Exactly my point. You're choosing to exclude a brand of product that you admit makes a good product simply on the off chance you don't like the clubs that the resale value is going to be lower than you feel it should be. While you're obviously entitled to do so, I don't think that is a good reason to exclude a company and not even consider them when making future purchases.
We aren't talking about a car or something here, we are talking about a couple hundred bucks at the most, and that's only on the off chance that you don't like the clubs.
Out of curiosity, which irons are you referring to and how much did you pay for them in 2011?
I recently had a tournament and a friend's event all outside in 85+ deg and 90% humidity. The keys for me were to Cooling towel, water, Gatorade, good food (turkey sandwich and banana) and an umbrella. Use all of these early and often. Also if you are walking go at your pace, don't rush to keep up. Take a few extra seconds to catch your breath, wrap your head or get some water.
Finally, I found that taking my hat off in the shade and using some cool water was a big help.
So Mr. 202 has been looping for Matt Every. Not a star, but a guy that has had some success. He has two career wins and had a second-place finish and a third earlier this year. But ...
Now Matt has to answer questions about his idiot caddie and he's missed the cut three of the last four tournaments.
Trey better hope that Matt really likes him.
Not to me. If person buys a new set of irons in the spring, only to find out that he hates them in the fall, he will then take a big hit to make a change. My Pings are from 2011 and they are still worth half of what I paid for them. My son plays TM and loves them. They do make a good product, just too many changes.

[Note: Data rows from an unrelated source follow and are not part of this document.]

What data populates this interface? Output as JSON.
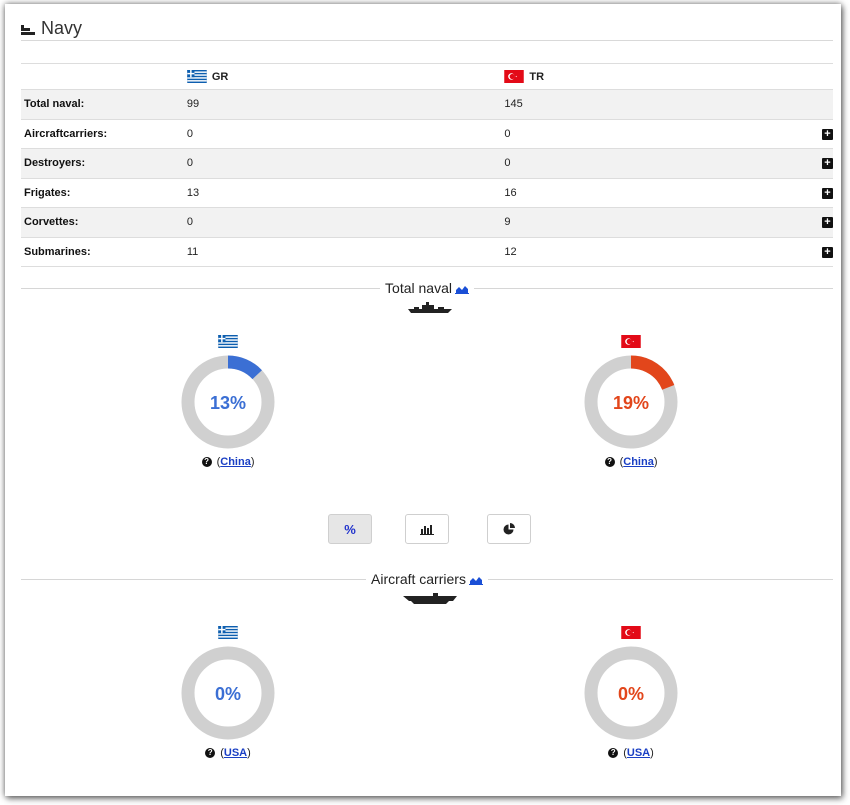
{
  "header": {
    "title": "Navy",
    "icon": "ship-icon"
  },
  "table": {
    "countries": [
      {
        "code": "GR",
        "flag": "greece-flag"
      },
      {
        "code": "TR",
        "flag": "turkey-flag"
      }
    ],
    "rows": [
      {
        "label": "Total naval:",
        "gr": "99",
        "tr": "145",
        "expandable": false
      },
      {
        "label": "Aircraftcarriers:",
        "gr": "0",
        "tr": "0",
        "expandable": true
      },
      {
        "label": "Destroyers:",
        "gr": "0",
        "tr": "0",
        "expandable": true
      },
      {
        "label": "Frigates:",
        "gr": "13",
        "tr": "16",
        "expandable": true
      },
      {
        "label": "Corvettes:",
        "gr": "0",
        "tr": "9",
        "expandable": true
      },
      {
        "label": "Submarines:",
        "gr": "11",
        "tr": "12",
        "expandable": true
      }
    ]
  },
  "sections": [
    {
      "title": "Total naval",
      "gauges": [
        {
          "country": "GR",
          "label": "13%",
          "fraction": 0.13,
          "color": "#3b6fd4",
          "source_open": "(",
          "source": "China",
          "source_close": ")"
        },
        {
          "country": "TR",
          "label": "19%",
          "fraction": 0.19,
          "color": "#e2461b",
          "source_open": "(",
          "source": "China",
          "source_close": ")"
        }
      ]
    },
    {
      "title": "Aircraft carriers",
      "gauges": [
        {
          "country": "GR",
          "label": "0%",
          "fraction": 0,
          "color": "#3b6fd4",
          "source_open": "(",
          "source": "USA",
          "source_close": ")"
        },
        {
          "country": "TR",
          "label": "0%",
          "fraction": 0,
          "color": "#e2461b",
          "source_open": "(",
          "source": "USA",
          "source_close": ")"
        }
      ]
    }
  ],
  "view_buttons": [
    {
      "name": "percent",
      "label": "%",
      "icon": "percent-icon",
      "active": true
    },
    {
      "name": "bar",
      "label": "",
      "icon": "bar-chart-icon",
      "active": false
    },
    {
      "name": "pie",
      "label": "",
      "icon": "pie-chart-icon",
      "active": false
    }
  ],
  "colors": {
    "gr": "#3b6fd4",
    "tr": "#e2461b",
    "ring_bg": "#d0d0d0"
  }
}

It's been over a month since I started experiencing a sharp pain in my chest and armpit area in my lead side from apparent overuse. I am guilty on numerous occasions of reaching for the large bucket at the driving range, sometimes even twice in one session, and just overall engaging in very fast paced, frustration-filled practice sessions. I've tried everything from the RICE method in the early stages of the injury (rest, ice, compression and elevation), visited a sports specialist orthopedic who pretty much just confirmed my own self diagnosis of an intercostal muscle strain from overuse and advised that with these types of injuries there isn't much that can be done other than give it time and ease back into normal activity over time. Very eager to continue playing and practicing, being that it's mid-season here in the northeast, I tried playing again just a week after initial injury and seemed to have set myself back. I then gave myself more rest time, about three weeks to be exact of not swinging a club, and started incorporating stretches and light weight training to help with the rehab. I've since played about three rounds and hit the driving range on one occasion but continue to experience pain. While not as extreme as how it felt when I first injured myself, I'm frustrated with the lack of progress. Definitely thought I would be good by now.

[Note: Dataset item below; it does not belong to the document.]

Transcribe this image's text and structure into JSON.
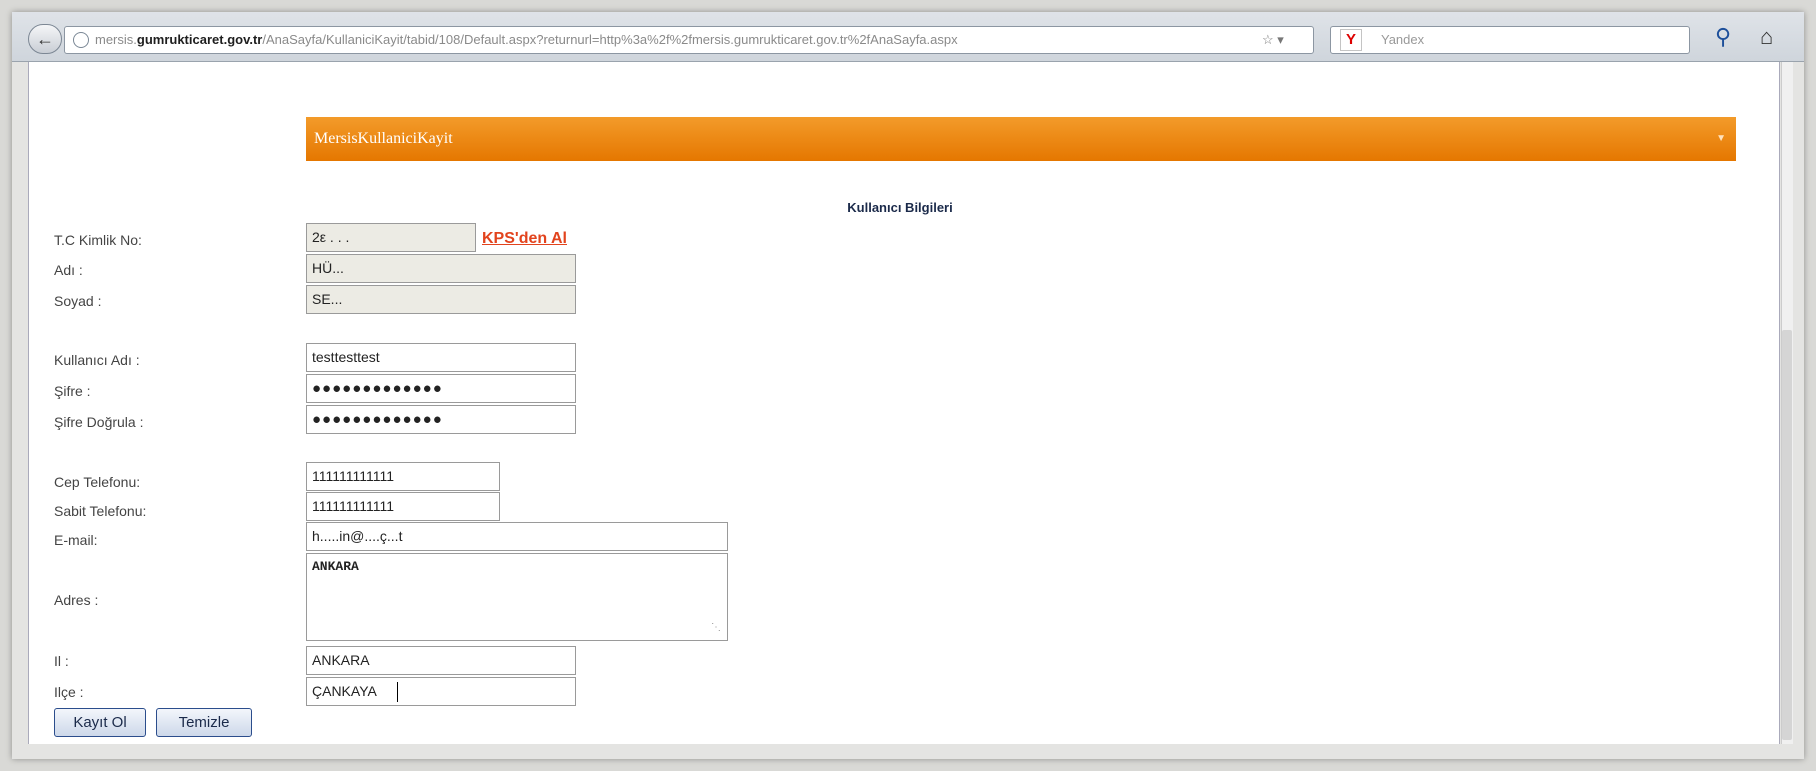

Now I've totally learned my lesson and realized what not to do in the future and even improved my swing substantially so that it's smoother and less violent from reading several books (Hogan, Penick) and practicing my slow swings without a club in front of the mirror. What I am curious to know is if anyone has experienced a similar golf injury and managed to successfully treat it and get back on the course pain free, and of course how long did it take...